In 1958 Zenko Yasuda was awarded the Japanese Ceramic Society Prize and since has regularly been included in the Nitten. Later he served at the Nitten Exhibition as a member of the jury. His work was acquired by Metropolitan Museum of Art in New York in 1964 and the Museum of Modern Art in Shiga prefecture boasts no less than 10 works in their collection. A highly regarded 20th century Japanese potter.

Both yunomi are stamped on the bottom and condition is mint. No chips or cracks to mention and come with the original paulownia tomobako or storage box with calligraphy and potters seal on the lid. In the photo below it unfortunately appears as if there is damage on the lid, a higher resolution photo is available here, showing what appeared to be is rather the grain of the wood standing out.

€225 + shipping cost

Those interested can follow this link to see an overview of award winning works at the 2001 exhibition held by the Japan Ceramic Society (Nihon Toji Kyokai). Amongst the winners were Living National Treasures, Intangible Cultural Treasures – simply some of the greatest and most famous artists including our subject potter Zenko Yasuda.

Throughout numerous objects its surprising how his work method has been surprisingly undulating and show identical technique and finish

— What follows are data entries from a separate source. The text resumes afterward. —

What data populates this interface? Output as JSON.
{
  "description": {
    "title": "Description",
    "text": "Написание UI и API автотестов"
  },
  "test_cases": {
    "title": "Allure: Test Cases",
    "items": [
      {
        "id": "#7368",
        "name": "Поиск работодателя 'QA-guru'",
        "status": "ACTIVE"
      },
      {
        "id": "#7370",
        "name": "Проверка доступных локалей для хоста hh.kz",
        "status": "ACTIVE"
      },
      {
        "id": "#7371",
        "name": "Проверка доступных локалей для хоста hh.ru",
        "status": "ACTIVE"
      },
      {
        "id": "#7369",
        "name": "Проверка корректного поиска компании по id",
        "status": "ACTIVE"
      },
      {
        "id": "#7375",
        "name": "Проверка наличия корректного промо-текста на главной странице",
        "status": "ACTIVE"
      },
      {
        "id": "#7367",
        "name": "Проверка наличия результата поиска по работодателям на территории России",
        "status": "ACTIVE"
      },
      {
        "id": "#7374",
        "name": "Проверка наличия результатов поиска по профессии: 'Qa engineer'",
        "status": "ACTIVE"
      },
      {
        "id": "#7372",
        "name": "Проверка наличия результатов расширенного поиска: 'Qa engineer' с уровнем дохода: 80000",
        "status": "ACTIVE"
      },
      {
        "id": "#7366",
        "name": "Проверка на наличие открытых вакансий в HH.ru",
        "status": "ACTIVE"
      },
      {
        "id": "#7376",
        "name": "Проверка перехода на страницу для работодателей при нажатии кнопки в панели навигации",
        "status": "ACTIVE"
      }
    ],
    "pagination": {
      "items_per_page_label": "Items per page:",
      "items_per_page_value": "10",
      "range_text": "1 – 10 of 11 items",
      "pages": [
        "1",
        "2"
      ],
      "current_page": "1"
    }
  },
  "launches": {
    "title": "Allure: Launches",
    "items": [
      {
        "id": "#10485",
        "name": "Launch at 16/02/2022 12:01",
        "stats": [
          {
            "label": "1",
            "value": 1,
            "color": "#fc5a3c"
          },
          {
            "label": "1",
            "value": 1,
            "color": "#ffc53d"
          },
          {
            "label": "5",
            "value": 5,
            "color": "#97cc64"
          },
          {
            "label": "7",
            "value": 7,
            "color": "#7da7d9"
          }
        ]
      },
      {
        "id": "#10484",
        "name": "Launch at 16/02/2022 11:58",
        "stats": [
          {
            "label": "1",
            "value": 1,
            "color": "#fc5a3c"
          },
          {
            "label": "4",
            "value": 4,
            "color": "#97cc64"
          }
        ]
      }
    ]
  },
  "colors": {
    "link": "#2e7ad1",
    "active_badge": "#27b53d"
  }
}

Kyo yaki or Kyo ware refers to a style of ceramics that spread from the Higashiyama area in Kyoto during the early Edo period of the Tokugawa rule (henceforth this family line continually ruled Japan for more than 250 years). It was around this time that the art of Chanoyu or the Tea ceremony became popular and widespread in Japan. By contrast, the pottery produced along Gojo-zaka, a street leading to Kiyomizu Temple, was called Kiyomizu yaki. Nowadays all pottery produced in Kyoto is commonly referred to as Kyo or Kiyomizu ware.